**What to work on:** Scan the data below and copy each line where "icon" occurs.

**Data records:**
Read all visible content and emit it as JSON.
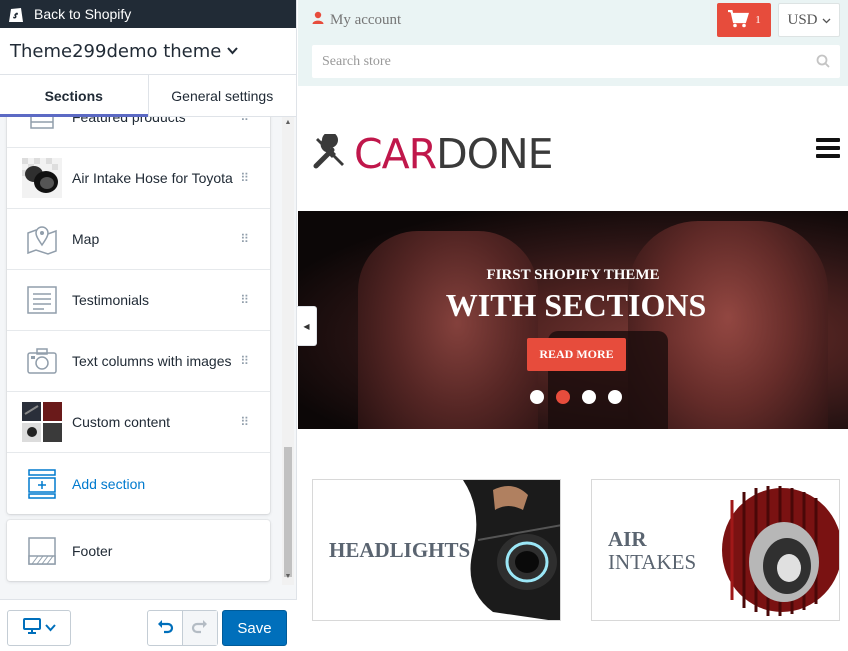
{
  "topbar": {
    "back_label": "Back to Shopify"
  },
  "theme": {
    "name": "Theme299demo theme"
  },
  "tabs": [
    {
      "label": "Sections"
    },
    {
      "label": "General settings"
    }
  ],
  "sections": {
    "items": [
      {
        "label": "Featured products",
        "icon": "product-grid-icon"
      },
      {
        "label": "Air Intake Hose for Toyota",
        "icon": "product-thumbnail"
      },
      {
        "label": "Map",
        "icon": "map-pin-icon"
      },
      {
        "label": "Testimonials",
        "icon": "text-block-icon"
      },
      {
        "label": "Text columns with images",
        "icon": "camera-icon"
      },
      {
        "label": "Custom content",
        "icon": "image-collage-icon"
      }
    ],
    "add_label": "Add section",
    "footer_label": "Footer"
  },
  "bottombar": {
    "save_label": "Save"
  },
  "store": {
    "my_account": "My account",
    "cart_count": "1",
    "currency": "USD",
    "search_placeholder": "Search store",
    "logo_part1": "CAR",
    "logo_part2": "DONE",
    "hero": {
      "subtitle": "FIRST SHOPIFY THEME",
      "title": "WITH SECTIONS",
      "button": "READ MORE",
      "active_slide": 2,
      "slide_count": 4
    },
    "banners": [
      {
        "line1": "HEADLIGHTS",
        "line2": ""
      },
      {
        "line1": "AIR",
        "line2": "INTAKES"
      }
    ]
  },
  "colors": {
    "accent": "#e74c3c",
    "brand": "#c0174b",
    "save": "#006fbb",
    "topbar": "#212b36"
  }
}
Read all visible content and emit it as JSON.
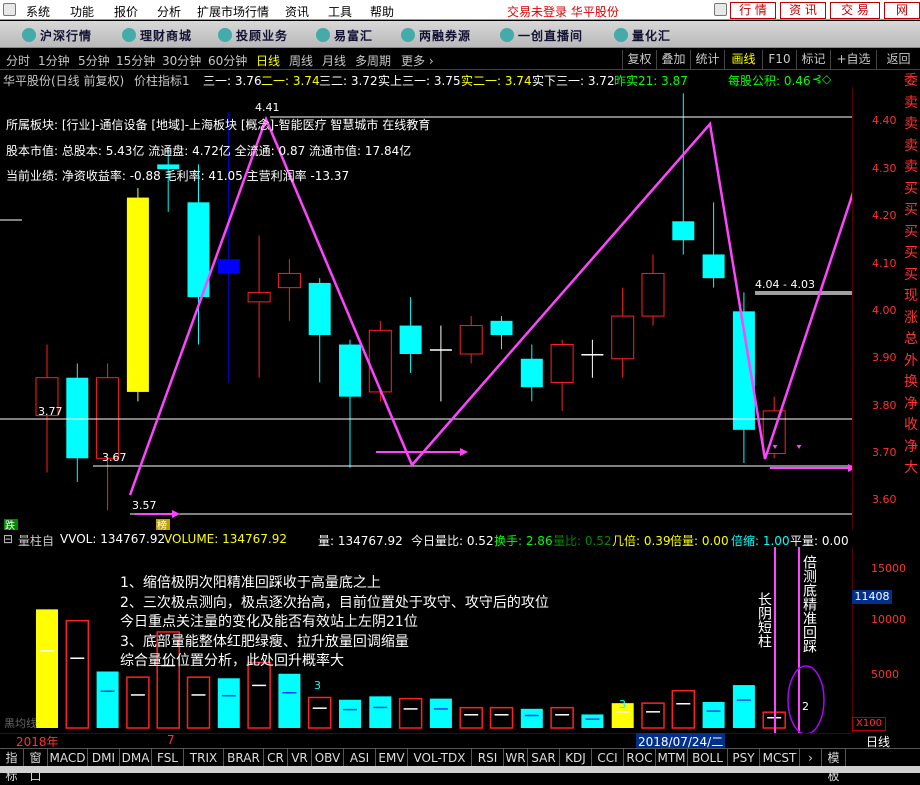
{
  "menu": {
    "items": [
      "系统",
      "功能",
      "报价",
      "分析",
      "扩展市场行情",
      "资讯",
      "工具",
      "帮助"
    ],
    "status": "交易未登录 华平股份",
    "trade_tabs": [
      "行 情",
      "资 讯",
      "交 易",
      "网"
    ]
  },
  "nav": {
    "items": [
      "沪深行情",
      "理财商城",
      "投顾业务",
      "易富汇",
      "两融券源",
      "一创直播间",
      "量化汇"
    ]
  },
  "periods": {
    "left": [
      "分时",
      "1分钟",
      "5分钟",
      "15分钟",
      "30分钟",
      "60分钟",
      "日线",
      "周线",
      "月线",
      "多周期",
      "更多 ›"
    ],
    "active": "日线",
    "right": [
      "复权",
      "叠加",
      "统计",
      "画线",
      "F10",
      "标记",
      "+自选",
      "返回"
    ],
    "right_active": "画线"
  },
  "info": {
    "title": "华平股份(日线 前复权)",
    "ind": "价柱指标1",
    "s1": "三一: 3.76",
    "s2": "二一: 3.74",
    "s3": "三二: 3.72",
    "s4": "实上三一: 3.75",
    "s5": "实二一: 3.74",
    "s6": "实下三一: 3.72",
    "s7": "昨实21: 3.87",
    "s8": "每股公积: 0.46"
  },
  "overlay": {
    "line1": "所属板块: [行业]-通信设备 [地域]-上海板块 [概念]-智能医疗 智慧城市 在线教育",
    "line2": "股本市值: 总股本: 5.43亿 流通盘: 4.72亿 全流通: 0.87 流通市值: 17.84亿",
    "line3": "当前业绩: 净资收益率: -0.88 毛利率: 41.05 主营利润率 -13.37"
  },
  "price_labels": {
    "high": "4.41",
    "l1": "3.77",
    "l2": "3.67",
    "l3": "3.57",
    "range": "4.04 - 4.03",
    "die": "跌",
    "bang": "榜"
  },
  "axis": {
    "prices": [
      "4.40",
      "4.30",
      "4.20",
      "4.10",
      "4.00",
      "3.90",
      "3.80",
      "3.70",
      "3.60"
    ],
    "vol": [
      "15000",
      "10000",
      "5000"
    ],
    "vol_hl": "11408",
    "x100": "X100"
  },
  "side_text": [
    "委",
    "卖",
    "卖",
    "卖",
    "卖",
    "买",
    "买",
    "买",
    "买",
    "买",
    "现",
    "涨",
    "总",
    "外",
    "换",
    "净",
    "收",
    "净",
    "大"
  ],
  "vol_header": {
    "name": "量柱自",
    "vvol": "VVOL: 134767.92",
    "volume": "VOLUME: 134767.92",
    "liang": "量: 134767.92",
    "jrlb": "今日量比: 0.52",
    "hs": "换手: 2.86",
    "lb": "量比: 0.52",
    "jb": "几倍: 0.39",
    "bl": "倍量: 0.00",
    "bs": "倍缩: 1.00",
    "pt": "平量: 0.00"
  },
  "annotation": [
    "1、缩倍极阴次阳精准回踩收于高量底之上",
    "2、三次极点测向，极点逐次抬高，目前位置处于攻守、攻守后的攻位",
    "今日重点关注量的变化及能否有效站上左阴21位",
    "3、底部量能整体红肥绿瘦、拉升放量回调缩量",
    "综合量价位置分析，此处回升概率大"
  ],
  "vert_text": {
    "a": "长阴短柱",
    "b": "倍测底精准回踩"
  },
  "dates": {
    "y": "2018年",
    "m": "7",
    "d": "2018/07/24/二",
    "day": "日线"
  },
  "small": {
    "l1": "3",
    "l2": "3",
    "l3": "2",
    "ypj": "黑均线"
  },
  "tabs": [
    "指标",
    "窗口",
    "MACD",
    "DMI",
    "DMA",
    "FSL",
    "TRIX",
    "BRAR",
    "CR",
    "VR",
    "OBV",
    "ASI",
    "EMV",
    "VOL-TDX",
    "RSI",
    "WR",
    "SAR",
    "KDJ",
    "CCI",
    "ROC",
    "MTM",
    "BOLL",
    "PSY",
    "MCST",
    "›",
    "模板"
  ],
  "colors": {
    "up": "#ff2020",
    "down": "#00ffff",
    "bg": "#000000",
    "line": "#ff44ff",
    "yellow": "#ffff00"
  },
  "candles": [
    {
      "o": 3.77,
      "c": 3.85,
      "h": 3.92,
      "l": 3.65,
      "t": "up"
    },
    {
      "o": 3.85,
      "c": 3.68,
      "h": 3.88,
      "l": 3.63,
      "t": "down"
    },
    {
      "o": 3.68,
      "c": 3.85,
      "h": 3.88,
      "l": 3.57,
      "t": "up"
    },
    {
      "o": 3.82,
      "c": 4.23,
      "h": 4.25,
      "l": 3.8,
      "t": "ys"
    },
    {
      "o": 4.3,
      "c": 4.29,
      "h": 4.33,
      "l": 4.2,
      "t": "down"
    },
    {
      "o": 4.22,
      "c": 4.02,
      "h": 4.3,
      "l": 3.92,
      "t": "down"
    },
    {
      "o": 4.1,
      "c": 4.07,
      "h": 4.41,
      "l": 3.84,
      "t": "blue"
    },
    {
      "o": 4.01,
      "c": 4.03,
      "h": 4.15,
      "l": 3.85,
      "t": "up"
    },
    {
      "o": 4.04,
      "c": 4.07,
      "h": 4.1,
      "l": 3.97,
      "t": "up"
    },
    {
      "o": 4.05,
      "c": 3.94,
      "h": 4.06,
      "l": 3.84,
      "t": "down"
    },
    {
      "o": 3.92,
      "c": 3.81,
      "h": 3.93,
      "l": 3.66,
      "t": "down"
    },
    {
      "o": 3.82,
      "c": 3.95,
      "h": 3.97,
      "l": 3.8,
      "t": "up"
    },
    {
      "o": 3.96,
      "c": 3.9,
      "h": 4.02,
      "l": 3.86,
      "t": "down"
    },
    {
      "o": 3.91,
      "c": 3.91,
      "h": 3.96,
      "l": 3.8,
      "t": "flat"
    },
    {
      "o": 3.9,
      "c": 3.96,
      "h": 3.98,
      "l": 3.88,
      "t": "up"
    },
    {
      "o": 3.97,
      "c": 3.94,
      "h": 3.98,
      "l": 3.91,
      "t": "down"
    },
    {
      "o": 3.89,
      "c": 3.83,
      "h": 3.92,
      "l": 3.8,
      "t": "down"
    },
    {
      "o": 3.84,
      "c": 3.92,
      "h": 3.93,
      "l": 3.78,
      "t": "up"
    },
    {
      "o": 3.9,
      "c": 3.9,
      "h": 3.93,
      "l": 3.85,
      "t": "flat"
    },
    {
      "o": 3.89,
      "c": 3.98,
      "h": 4.04,
      "l": 3.85,
      "t": "up"
    },
    {
      "o": 3.98,
      "c": 4.07,
      "h": 4.11,
      "l": 3.96,
      "t": "up"
    },
    {
      "o": 4.18,
      "c": 4.14,
      "h": 4.45,
      "l": 4.11,
      "t": "down"
    },
    {
      "o": 4.11,
      "c": 4.06,
      "h": 4.22,
      "l": 4.04,
      "t": "down"
    },
    {
      "o": 3.99,
      "c": 3.74,
      "h": 4.03,
      "l": 3.67,
      "t": "down"
    },
    {
      "o": 3.69,
      "c": 3.78,
      "h": 3.81,
      "l": 3.68,
      "t": "up"
    }
  ],
  "volumes": [
    {
      "v": 10500,
      "t": "ys"
    },
    {
      "v": 9500,
      "t": "up"
    },
    {
      "v": 5000,
      "t": "down"
    },
    {
      "v": 4500,
      "t": "up"
    },
    {
      "v": 8500,
      "t": "up"
    },
    {
      "v": 4500,
      "t": "up"
    },
    {
      "v": 4400,
      "t": "down"
    },
    {
      "v": 5800,
      "t": "up"
    },
    {
      "v": 4800,
      "t": "down"
    },
    {
      "v": 2700,
      "t": "up"
    },
    {
      "v": 2500,
      "t": "down"
    },
    {
      "v": 2800,
      "t": "down"
    },
    {
      "v": 2600,
      "t": "up"
    },
    {
      "v": 2600,
      "t": "down"
    },
    {
      "v": 1800,
      "t": "up"
    },
    {
      "v": 1800,
      "t": "up"
    },
    {
      "v": 1700,
      "t": "down"
    },
    {
      "v": 1800,
      "t": "up"
    },
    {
      "v": 1200,
      "t": "down"
    },
    {
      "v": 2200,
      "t": "ys"
    },
    {
      "v": 2200,
      "t": "up"
    },
    {
      "v": 3300,
      "t": "up"
    },
    {
      "v": 2300,
      "t": "down"
    },
    {
      "v": 3800,
      "t": "down"
    },
    {
      "v": 1400,
      "t": "up"
    }
  ]
}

**Task response:**
        "icon": "product-grid-icon"
        "icon": "product-thumbnail"
        "icon": "map-pin-icon"
        "icon": "text-block-icon"
        "icon": "camera-icon"
        "icon": "image-collage-icon"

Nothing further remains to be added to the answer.